Matt and I have a rule that if one of us sees something worth stopping for on a road trip, we'll always make time to pull-over. Once, several years ago, we were both struck by the miles and miles of sunflower fields that lined the highway as we drove through South Dakota. But we didn't stop. By the time we made our way back in that direction, the flowers had begun to fade, and we both held onto the feeling that we had let an opportunity pass us by. I think that's why we both agreed it would be worth it to drive nearly an hour to go see the Treasured Haven Farms Sunflower Field this past Labor Day.
I don't know what it is about a field full of flowers in full bloom. It didn't hurt that the weather was perfect. And although there were plenty of other people there, we could wade into the rows of flowers and feel almost like we had the place to ourselves.
It was about this time last year that I came across Cut Flower Garden by Erin Benzakein and started to imagine growing fields of flowers of my own. Autumn Meadow Farm was always going to have a garden and a few animals, but I've started to dream of flowers too, my own addition to our little "someday" homestead.
I experimented with growing different flowers from seed this year, including Sweet Peas, Tulips, Zinnias, Cosmos, Snapdragons, and Larkspur, and learned a little bit about myself as a flower gardener and A LOT about flowers and cultivating them in my own yard. For example, Sweet Peas have the sweetest smell and DO NOT like to be transplanted, Cosmos take their time to bloom, and, apparently, Snapdragons and Larkspur prefer to be watered so they can actually germinate.
I'm interested to see if my tulip bulbs will survive another winter and flower again in the spring. The bulbs I got from Floret Flower, Erin Benzakein's family farm, are absolutely stunning. I was disappointed that they bloomed when the rest of the yard was still recovering from the winter, but it was a good excuse to arrange them into a bouquet and enjoy them inside. They lasted for quite a while too!

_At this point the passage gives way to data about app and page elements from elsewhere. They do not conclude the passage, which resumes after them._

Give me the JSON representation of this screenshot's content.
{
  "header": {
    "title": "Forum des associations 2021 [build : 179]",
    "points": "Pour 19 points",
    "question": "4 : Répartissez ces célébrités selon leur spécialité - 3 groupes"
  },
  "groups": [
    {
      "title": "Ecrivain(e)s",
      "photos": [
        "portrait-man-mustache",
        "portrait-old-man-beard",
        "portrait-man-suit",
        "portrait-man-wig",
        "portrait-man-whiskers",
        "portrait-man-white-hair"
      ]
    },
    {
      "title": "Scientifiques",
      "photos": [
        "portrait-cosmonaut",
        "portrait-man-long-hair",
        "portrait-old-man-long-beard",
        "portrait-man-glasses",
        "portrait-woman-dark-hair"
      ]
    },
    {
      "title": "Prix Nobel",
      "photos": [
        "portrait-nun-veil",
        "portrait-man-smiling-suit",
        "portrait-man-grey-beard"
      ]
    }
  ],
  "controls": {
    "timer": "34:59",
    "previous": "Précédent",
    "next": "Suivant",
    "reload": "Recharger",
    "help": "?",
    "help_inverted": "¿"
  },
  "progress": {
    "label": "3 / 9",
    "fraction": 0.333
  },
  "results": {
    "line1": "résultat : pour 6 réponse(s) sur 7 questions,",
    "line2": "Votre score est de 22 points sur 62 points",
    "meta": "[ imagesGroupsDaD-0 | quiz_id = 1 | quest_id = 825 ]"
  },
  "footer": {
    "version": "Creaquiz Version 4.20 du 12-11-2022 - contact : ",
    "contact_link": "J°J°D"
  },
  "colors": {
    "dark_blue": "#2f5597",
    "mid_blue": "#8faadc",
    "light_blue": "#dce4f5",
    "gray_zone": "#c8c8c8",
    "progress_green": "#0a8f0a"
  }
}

Annie has loved checking in on the "pretty flowers" everyday, and I have never appreciated new growth or fresh blooms more! But I think when it comes to Autumn Meadow Farm, I'll just pick a couple of varieties to focus on. Probably flowers that can also serve a purpose in addition to their beauty? Right now I have visions of Lavender and maybe Sunflowers. Until then, I have plenty of time to learn!